#### PROMPT:
Show each line of the data below in which "Road" occurs.

#### INFORMATION GIVEN:
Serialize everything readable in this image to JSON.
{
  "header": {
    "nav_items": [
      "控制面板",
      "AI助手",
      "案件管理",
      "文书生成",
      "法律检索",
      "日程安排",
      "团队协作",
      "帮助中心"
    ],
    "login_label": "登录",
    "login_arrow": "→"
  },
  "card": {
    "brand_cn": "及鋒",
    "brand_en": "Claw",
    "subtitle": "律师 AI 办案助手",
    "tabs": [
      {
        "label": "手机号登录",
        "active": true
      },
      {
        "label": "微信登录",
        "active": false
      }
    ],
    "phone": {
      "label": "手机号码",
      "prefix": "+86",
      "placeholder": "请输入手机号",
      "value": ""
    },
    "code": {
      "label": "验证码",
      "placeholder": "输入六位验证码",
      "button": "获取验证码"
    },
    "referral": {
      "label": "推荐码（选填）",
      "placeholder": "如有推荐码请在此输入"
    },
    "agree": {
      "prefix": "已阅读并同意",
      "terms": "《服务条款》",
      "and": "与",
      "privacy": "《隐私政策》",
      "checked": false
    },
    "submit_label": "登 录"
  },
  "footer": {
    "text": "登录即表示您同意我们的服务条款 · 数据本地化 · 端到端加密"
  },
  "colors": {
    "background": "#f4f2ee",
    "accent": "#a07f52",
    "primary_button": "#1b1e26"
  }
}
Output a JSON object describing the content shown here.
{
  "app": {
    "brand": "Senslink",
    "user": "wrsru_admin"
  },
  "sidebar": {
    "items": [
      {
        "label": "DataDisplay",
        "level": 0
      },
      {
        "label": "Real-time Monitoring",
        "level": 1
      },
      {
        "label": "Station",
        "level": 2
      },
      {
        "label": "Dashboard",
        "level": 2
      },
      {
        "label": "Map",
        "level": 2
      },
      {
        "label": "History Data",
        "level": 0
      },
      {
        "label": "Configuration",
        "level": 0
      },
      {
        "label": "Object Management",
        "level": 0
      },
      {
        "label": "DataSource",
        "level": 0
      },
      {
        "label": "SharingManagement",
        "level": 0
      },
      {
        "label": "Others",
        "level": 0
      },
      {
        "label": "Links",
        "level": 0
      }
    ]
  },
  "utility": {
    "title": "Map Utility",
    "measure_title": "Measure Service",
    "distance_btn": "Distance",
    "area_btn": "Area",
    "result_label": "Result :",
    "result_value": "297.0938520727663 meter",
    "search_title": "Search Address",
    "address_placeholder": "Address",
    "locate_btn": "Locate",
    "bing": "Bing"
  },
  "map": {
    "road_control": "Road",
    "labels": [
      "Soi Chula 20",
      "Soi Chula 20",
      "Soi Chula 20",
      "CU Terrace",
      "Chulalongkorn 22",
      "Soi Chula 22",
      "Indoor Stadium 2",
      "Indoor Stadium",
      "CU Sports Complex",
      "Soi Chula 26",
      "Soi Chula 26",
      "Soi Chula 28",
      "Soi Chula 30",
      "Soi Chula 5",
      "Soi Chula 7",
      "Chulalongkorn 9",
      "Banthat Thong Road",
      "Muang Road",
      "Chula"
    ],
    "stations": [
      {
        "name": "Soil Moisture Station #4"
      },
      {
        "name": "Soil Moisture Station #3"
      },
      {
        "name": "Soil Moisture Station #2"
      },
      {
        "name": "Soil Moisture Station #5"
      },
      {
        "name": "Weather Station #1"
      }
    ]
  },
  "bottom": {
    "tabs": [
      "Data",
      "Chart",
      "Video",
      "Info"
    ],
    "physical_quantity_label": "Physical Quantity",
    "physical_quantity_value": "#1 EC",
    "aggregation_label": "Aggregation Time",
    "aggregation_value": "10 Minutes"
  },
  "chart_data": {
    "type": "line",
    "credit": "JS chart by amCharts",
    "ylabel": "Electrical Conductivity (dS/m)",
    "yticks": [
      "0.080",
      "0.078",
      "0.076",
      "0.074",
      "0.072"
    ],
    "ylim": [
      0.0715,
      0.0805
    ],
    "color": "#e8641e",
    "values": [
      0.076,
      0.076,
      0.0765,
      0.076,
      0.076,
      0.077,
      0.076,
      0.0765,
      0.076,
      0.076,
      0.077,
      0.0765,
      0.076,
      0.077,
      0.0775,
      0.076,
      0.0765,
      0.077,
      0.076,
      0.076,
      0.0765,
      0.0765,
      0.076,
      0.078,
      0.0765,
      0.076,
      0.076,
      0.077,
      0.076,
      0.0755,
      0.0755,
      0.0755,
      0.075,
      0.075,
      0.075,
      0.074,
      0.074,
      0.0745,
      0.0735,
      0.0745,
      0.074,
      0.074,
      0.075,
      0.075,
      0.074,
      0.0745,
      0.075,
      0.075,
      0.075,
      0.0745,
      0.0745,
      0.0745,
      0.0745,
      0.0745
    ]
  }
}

#### RESULT FOR THIS TASK:
    "road_control": "Road",
      "Banthat Thong Road",
      "Muang Road",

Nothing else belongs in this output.